## Task objective
For each line below that includes the string "minute", show the whole line.
**********
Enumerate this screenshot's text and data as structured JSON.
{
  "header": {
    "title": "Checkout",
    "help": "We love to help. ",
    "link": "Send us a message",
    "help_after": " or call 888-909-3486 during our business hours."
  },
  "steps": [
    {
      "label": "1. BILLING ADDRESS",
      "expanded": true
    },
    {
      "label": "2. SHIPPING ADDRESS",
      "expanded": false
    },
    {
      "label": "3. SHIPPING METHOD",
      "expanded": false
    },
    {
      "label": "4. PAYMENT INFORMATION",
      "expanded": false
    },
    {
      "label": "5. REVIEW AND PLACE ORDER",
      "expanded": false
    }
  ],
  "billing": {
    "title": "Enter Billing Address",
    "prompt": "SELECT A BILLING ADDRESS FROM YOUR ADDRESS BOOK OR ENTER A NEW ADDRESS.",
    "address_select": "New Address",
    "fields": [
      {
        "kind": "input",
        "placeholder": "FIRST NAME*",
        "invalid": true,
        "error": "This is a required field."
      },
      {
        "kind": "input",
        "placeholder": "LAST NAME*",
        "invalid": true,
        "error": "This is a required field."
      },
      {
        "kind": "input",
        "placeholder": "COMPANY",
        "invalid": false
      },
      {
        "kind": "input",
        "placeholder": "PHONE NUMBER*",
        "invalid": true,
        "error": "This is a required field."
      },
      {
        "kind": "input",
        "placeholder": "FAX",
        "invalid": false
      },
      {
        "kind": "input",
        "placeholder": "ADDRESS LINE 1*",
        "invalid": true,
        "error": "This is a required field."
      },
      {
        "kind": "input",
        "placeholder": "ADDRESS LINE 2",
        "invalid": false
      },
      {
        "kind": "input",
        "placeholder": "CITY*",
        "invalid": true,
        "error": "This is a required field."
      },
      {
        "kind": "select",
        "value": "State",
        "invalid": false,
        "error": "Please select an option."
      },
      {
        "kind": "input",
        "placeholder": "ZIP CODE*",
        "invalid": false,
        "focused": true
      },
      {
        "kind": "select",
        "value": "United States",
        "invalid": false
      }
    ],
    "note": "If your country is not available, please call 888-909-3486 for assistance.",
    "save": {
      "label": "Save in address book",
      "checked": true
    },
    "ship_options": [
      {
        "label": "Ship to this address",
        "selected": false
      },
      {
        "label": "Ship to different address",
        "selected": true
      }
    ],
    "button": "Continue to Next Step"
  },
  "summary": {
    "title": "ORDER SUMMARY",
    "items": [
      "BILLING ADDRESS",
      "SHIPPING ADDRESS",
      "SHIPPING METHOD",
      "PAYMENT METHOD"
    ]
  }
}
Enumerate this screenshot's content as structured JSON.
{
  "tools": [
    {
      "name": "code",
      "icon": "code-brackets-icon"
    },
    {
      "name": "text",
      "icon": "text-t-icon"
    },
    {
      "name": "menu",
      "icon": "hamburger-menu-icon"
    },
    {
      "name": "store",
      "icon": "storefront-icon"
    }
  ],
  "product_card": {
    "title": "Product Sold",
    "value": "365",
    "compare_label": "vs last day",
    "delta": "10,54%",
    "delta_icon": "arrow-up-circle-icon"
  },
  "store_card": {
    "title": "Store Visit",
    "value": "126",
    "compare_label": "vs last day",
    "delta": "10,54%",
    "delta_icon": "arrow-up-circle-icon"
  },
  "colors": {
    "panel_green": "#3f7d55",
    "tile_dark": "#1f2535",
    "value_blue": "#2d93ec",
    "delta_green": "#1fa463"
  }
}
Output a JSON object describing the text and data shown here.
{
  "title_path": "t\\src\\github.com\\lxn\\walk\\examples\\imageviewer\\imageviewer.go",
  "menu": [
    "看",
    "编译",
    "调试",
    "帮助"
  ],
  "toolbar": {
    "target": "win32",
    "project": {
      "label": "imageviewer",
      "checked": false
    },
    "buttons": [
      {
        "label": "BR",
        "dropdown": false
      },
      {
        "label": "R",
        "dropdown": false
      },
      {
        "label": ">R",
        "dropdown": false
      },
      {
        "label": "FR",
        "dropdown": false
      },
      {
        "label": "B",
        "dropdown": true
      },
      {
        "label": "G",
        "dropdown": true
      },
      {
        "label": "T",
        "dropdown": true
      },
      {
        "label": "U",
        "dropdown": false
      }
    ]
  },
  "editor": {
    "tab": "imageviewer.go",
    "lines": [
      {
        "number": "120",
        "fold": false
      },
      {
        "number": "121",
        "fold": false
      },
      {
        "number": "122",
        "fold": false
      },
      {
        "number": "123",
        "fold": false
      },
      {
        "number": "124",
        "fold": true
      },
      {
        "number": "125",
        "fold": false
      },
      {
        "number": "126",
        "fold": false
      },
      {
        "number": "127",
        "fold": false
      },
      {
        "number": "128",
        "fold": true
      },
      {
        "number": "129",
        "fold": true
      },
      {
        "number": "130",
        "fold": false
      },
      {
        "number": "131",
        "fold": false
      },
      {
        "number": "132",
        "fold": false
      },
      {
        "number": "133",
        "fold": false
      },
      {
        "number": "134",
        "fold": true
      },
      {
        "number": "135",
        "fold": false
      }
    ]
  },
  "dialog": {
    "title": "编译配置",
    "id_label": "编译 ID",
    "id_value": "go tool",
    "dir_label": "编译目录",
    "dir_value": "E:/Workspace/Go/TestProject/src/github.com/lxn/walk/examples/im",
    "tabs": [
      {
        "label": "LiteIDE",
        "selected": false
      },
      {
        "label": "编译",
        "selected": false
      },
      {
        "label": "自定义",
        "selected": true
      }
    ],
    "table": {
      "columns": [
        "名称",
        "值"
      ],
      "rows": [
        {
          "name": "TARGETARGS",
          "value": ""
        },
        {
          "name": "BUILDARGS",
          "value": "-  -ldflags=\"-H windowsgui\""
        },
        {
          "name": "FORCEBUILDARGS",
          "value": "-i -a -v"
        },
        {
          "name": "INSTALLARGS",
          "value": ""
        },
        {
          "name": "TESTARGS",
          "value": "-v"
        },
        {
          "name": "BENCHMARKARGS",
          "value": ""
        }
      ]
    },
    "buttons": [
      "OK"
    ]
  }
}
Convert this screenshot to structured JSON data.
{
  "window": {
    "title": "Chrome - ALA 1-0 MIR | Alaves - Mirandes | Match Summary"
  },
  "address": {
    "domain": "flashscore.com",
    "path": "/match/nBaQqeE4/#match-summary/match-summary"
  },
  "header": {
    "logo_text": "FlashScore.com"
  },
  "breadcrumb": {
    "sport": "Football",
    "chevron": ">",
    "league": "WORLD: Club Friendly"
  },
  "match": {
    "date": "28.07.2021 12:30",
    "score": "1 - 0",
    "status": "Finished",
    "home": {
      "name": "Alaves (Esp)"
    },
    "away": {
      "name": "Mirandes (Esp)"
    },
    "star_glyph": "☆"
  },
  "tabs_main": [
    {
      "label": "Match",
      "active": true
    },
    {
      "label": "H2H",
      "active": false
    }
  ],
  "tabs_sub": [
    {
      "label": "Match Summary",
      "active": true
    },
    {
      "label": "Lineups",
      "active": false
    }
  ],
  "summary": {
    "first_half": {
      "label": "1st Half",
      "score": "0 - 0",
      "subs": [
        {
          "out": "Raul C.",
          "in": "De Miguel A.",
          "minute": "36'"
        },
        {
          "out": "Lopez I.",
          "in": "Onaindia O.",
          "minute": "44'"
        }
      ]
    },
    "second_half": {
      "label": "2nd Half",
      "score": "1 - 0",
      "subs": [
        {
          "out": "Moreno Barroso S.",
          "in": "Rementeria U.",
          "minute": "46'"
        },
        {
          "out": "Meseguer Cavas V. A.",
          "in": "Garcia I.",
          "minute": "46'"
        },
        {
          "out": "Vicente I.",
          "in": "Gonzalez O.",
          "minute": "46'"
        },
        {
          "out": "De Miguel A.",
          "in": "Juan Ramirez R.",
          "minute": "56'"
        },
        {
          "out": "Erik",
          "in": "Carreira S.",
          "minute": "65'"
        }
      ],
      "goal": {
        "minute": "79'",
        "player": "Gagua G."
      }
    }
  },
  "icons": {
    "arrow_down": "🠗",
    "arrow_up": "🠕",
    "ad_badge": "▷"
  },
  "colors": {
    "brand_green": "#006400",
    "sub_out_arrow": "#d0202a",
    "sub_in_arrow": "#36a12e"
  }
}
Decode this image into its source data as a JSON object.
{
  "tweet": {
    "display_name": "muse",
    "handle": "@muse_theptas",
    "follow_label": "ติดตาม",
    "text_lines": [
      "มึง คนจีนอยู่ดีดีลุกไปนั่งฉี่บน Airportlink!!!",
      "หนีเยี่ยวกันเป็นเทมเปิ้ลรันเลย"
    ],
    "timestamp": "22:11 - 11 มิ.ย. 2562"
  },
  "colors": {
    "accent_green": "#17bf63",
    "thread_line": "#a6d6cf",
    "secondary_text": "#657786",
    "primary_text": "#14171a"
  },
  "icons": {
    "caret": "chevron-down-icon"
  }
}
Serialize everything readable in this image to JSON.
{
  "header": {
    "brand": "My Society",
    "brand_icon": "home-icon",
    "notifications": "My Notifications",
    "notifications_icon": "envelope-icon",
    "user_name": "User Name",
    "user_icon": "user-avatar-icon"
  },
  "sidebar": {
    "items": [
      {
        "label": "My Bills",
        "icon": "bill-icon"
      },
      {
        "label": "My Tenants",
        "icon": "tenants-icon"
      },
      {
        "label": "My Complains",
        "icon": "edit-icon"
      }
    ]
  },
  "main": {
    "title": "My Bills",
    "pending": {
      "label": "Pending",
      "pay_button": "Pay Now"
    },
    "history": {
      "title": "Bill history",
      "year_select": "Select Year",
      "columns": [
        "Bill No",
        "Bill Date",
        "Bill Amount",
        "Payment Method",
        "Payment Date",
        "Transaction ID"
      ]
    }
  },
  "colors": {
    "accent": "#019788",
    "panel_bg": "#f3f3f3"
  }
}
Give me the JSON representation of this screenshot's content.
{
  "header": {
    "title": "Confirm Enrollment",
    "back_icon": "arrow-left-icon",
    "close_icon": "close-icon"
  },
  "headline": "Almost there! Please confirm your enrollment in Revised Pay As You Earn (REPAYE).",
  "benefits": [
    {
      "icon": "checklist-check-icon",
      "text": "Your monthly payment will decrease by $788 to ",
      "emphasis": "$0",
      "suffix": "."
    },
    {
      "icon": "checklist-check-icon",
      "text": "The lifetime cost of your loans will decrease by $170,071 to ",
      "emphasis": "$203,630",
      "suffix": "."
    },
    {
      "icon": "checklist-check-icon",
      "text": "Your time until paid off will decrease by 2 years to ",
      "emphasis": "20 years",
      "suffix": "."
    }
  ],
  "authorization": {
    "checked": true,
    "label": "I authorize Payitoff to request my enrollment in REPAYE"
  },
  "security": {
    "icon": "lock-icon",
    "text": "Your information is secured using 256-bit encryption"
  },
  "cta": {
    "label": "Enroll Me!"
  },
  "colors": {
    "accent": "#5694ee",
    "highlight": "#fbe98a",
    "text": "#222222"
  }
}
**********
## Result below
          "minute": "36'"
          "minute": "44'"
          "minute": "46'"
          "minute": "46'"
          "minute": "46'"
          "minute": "56'"
          "minute": "65'"
        "minute": "79'",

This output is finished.